AJ's Oyster Shanty on Okaloosa Island was the last stop Republican gubernatorial candidate Ron DeSantis made prior to the polls opening for Tuesday’s general election.
“This is our last official campaign stop and we chose this place because we know victory comes right through here,” state Rep. Jeanette Nunez, Desantis’s choice to serve as lieutenant governor, told a boisterous crowd of about 250.
Gov. Rick Scott has often boasted that his success as the Republican candidate in consecutive elections was largely due to wide GOP margins of victory in Northwest Florida.
As this year’s GOP standard bearer, DeSantis, accompanied by U.S. Rep. Matt Gaetz and U.S. Sen. Marco Rubio, hoped to replicate Scott's Panhandle magic.
DeSantis didn’t spend nearly as much time Monday discussing his campaign platform as he did criticizing his opponent, Democrat Andrew Gillum.
“Andrew Gillum has a very strong left-wing ideology, he is a true believer,” the outgoing congressman told the crowd. “When he comes in he would wreck the state of Florida as governor.”
DeSantis said Gillum would destroy a sound state economy by implementing huge tax increases or even possibly establishing a state income tax. He, by contrast, would “capitalize on the success here we’ve had.”
“I would keep taxes low, which is why people want to come to Florida,” he said. “I will never raise taxes or have a state income tax.”
DeSantis declared himself the pro-law enforcement and pro-military candidate in the governor’s race and claimed Gillum would wage war against the Second Amendment rights of Florida’s citizens.
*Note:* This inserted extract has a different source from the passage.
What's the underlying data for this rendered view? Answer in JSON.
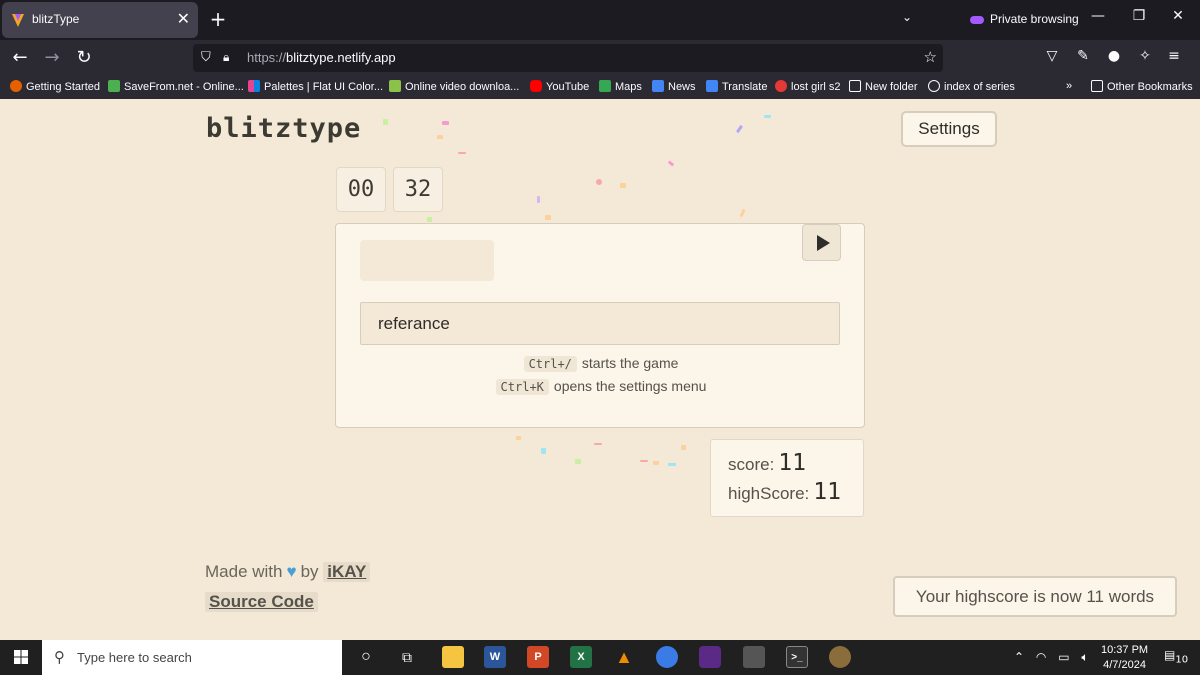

Gillum, DeSantis said, would be a “left-wing governor pursuing a Bernie Sanders agenda.”
The crowd voiced extreme disapproval when DeSantis said Gillum would advocate as governor for the impeachment of President Donald Trump.
In contrast, the former congressman said, “I can pick up the phone, call the president and get things done, no problem.”
DeSantis did not touch on any local issues in his speech, but when pressed afterward he did generally address HB 631. The new state law negated a customary use ordinance established in Walton County in 2016 and created controversy that pitted beachfront private property owners against beachgoers, with local government and law enforcement stuck in the middle.
Asked how he would address the issue as governor, DeSantis replied, "I want people to have access to the beach. Whatever I do I want to make sure is good for Florida."
Gillum said last week he would work to repeal HB 631.
The visit to very red Okaloosa County on the last night before Election Day was intended to target those who hadn’t voted early and urge those in attendance to help get out the vote, said Mark Franks, the president of the county’s Republican Executive Committee.
“I think you’re going to see a big red wave tomorrow. This is a great turnout and we’re excited about what we’re going to see tomorrow,” Franks said.
DeSantis urged those who have already voted to find neighbors and friends who had not, and get them to the polls.
DeSantis and all those who spoke before and after him, including his wife Casey, exuded Franks-like confidence in discussing a road to Republican victory, though most pundits believe the governor’s race will be extremely close.
Sunshine State News reported Monday that Quinnipiac University had released a poll that very day showing Gillum, the mayor of Tallahassee, leading DeSantis by a 50 to 43 percent margin.
Though the crowd that turned out for DeSantis did not equal in numbers that which showed up last week when Gillum visited Destin, it was every bit as enthusiastic and carried a lot more star power.
State Sen. Doug Broxson and state Rep. Mel Ponder both had a role to play in the evening's event, and County Commissioners Graham Fountain and Carolyn Ketchel, along with Tax Collector Ben Anderson, were all in attendance.
"He'll be a very good governor. I'm excited," Broxson said of DeSantis.